Paul Goulet recalls how he slid over 200 metres down Log Cabin mountain in a giant river of ice and snow, after being hit by two successive avalanches.
“It felt like you were coming over the top of a rollercoaster,” he said. “I just tried to keep my hands in front of me and swim up to the surface.”
Back at home in Ottawa with a broken fibula and a bruised back, Goulet was in good spirits.
He and his friend Gaetan Martel survived an avalanche that was rated 2.5 out of 5 by Avalanche Canada. That’s somewhere between potentially burying, injuring or killing a person, and burying a car or a small building.
Goulet was in the Whitehorse area last week to take part in a few backcountry ski trips with some close friends.
Last weekend, they skied at the Haines Pass for a few days before heading to the White Pass area on Tuesday evening.
But that day, Avalanche Canada sent out a news release warning recreational backcountry skiers to be ready for increased avalanche hazard.
“Given that many slopes have yet to see a full-blown warm up we are predicting a widespread and varied array of avalanche problems this week including cornice failures, surface-layer avalanches, and failure on deeper persistent weak layers,” it said.

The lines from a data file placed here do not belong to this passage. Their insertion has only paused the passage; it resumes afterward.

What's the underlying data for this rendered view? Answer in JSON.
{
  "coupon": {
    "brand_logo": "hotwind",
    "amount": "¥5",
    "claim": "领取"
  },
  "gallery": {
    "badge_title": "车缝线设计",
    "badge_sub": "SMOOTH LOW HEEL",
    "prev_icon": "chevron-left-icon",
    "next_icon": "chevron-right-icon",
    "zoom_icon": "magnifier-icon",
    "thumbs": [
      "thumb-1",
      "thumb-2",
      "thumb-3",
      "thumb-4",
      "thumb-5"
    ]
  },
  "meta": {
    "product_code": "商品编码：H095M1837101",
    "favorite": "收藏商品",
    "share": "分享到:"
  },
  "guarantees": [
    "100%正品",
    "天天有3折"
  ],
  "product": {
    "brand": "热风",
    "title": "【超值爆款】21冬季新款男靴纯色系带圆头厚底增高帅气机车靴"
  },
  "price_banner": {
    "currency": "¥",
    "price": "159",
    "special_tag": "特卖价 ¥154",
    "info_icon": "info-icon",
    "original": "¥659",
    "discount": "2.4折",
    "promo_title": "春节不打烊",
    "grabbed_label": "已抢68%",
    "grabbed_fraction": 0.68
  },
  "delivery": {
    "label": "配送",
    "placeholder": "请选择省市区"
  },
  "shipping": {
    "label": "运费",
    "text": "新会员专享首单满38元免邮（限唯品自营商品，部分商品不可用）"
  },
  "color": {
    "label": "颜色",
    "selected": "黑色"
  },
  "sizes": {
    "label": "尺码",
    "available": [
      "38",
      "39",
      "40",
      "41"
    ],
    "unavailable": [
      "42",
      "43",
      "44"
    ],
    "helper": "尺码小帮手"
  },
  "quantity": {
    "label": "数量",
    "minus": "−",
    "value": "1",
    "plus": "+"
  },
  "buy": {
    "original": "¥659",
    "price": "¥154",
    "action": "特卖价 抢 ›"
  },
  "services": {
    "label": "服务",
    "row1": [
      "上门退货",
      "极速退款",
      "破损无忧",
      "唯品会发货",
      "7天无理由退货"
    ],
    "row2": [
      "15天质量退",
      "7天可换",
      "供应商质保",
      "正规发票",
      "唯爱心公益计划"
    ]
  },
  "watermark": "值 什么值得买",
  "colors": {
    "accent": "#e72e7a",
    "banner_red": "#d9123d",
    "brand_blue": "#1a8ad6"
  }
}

Seven of them left at about 7 a.m. on Wednesday morning. Heading up the mountain, Goulet said there were a few times when he felt vulnerable.
“At one point Gaetan and I felt like we were a bit too far left of the mountain,” he said. “And we were about 15 feet too far to the left when the first avalanche hit.”
It was 9:16 a.m. when that happened. One of Goulet’s friends had a watch and looked at it right away, knowing there is a limited amount of time to find a person buried in an avalanche.
Goulet had just taken a picture of his friend a few seconds earlier, and was facing downhill to enjoy the view when the avalanche hit.
“I almost get a chill thinking about it, because I just heard my friend yell “avalanche” and my friend Gaetan went sweeping by me,” Goulet said.
“I didn’t hear it, it was silent. I dove on top, pointing downhill, and tried swimming on top of it.”
When it stopped, Goulet was sitting up in the snow but his legs were trapped. Then, he saw the second wall of snow come down.
“It was a pretty intense experience,” he said.
Someone with Avalanche Canada estimated the second avalanche at about 200 to 250 metres wide, and about 450 metres long, Goulet said.
Because Martel’s GPS was turned on, they know exactly how far down they tumbled.
They slid about 150 metres at an average of 46 kilometres per hour.
“I have a feeling that for the first 30 seconds, we were going about 20 kilometres per hour, but for about 10 seconds we were going about 90 kilometres per hour,” he said.
Goulet’s ski got caught a rock and it twisted his leg around, breaking his fibula near his ankle. He also suffered a serious knee sprain.
He said he got scared when he was sitting in the snow at the end of the second avalanche, anticipating a third one.
“I was facing uphill and had a moment of deja vu,” he said.
“We were waiting for another one to come around the corner and we couldn’t see our friends.”
But a few of his friends, one an avid skydiver and another an experienced river guide, were soon on site and helped both Goulet and Martel out of the snow.
As soon as Goulet was out, he fell backwards and exhaled, he said.
“I was exhausted from digging myself out.”
Not being able to walk, he went down the mountain on his stomach, a technique his kids once showed him, he said.
That evening, after a visit to the Whitehorse General Hospital and dinner, Goulet and his friends celebrated by singing karaoke at the 202 Motor Inn until 2 a.m.
Goulet was wearing a Superman T-shirt and someone at the bar asked him what had happened to his leg.
“I was caught in an avalanche today and broke it,” he told the person.
He says he heard the response: “Dude, that’s crazy that you survived. Good on you guys. But you know, if you had been wearing a Batman shirt, you wouldn’t have broken your leg.”
Contact Myles Dolphin at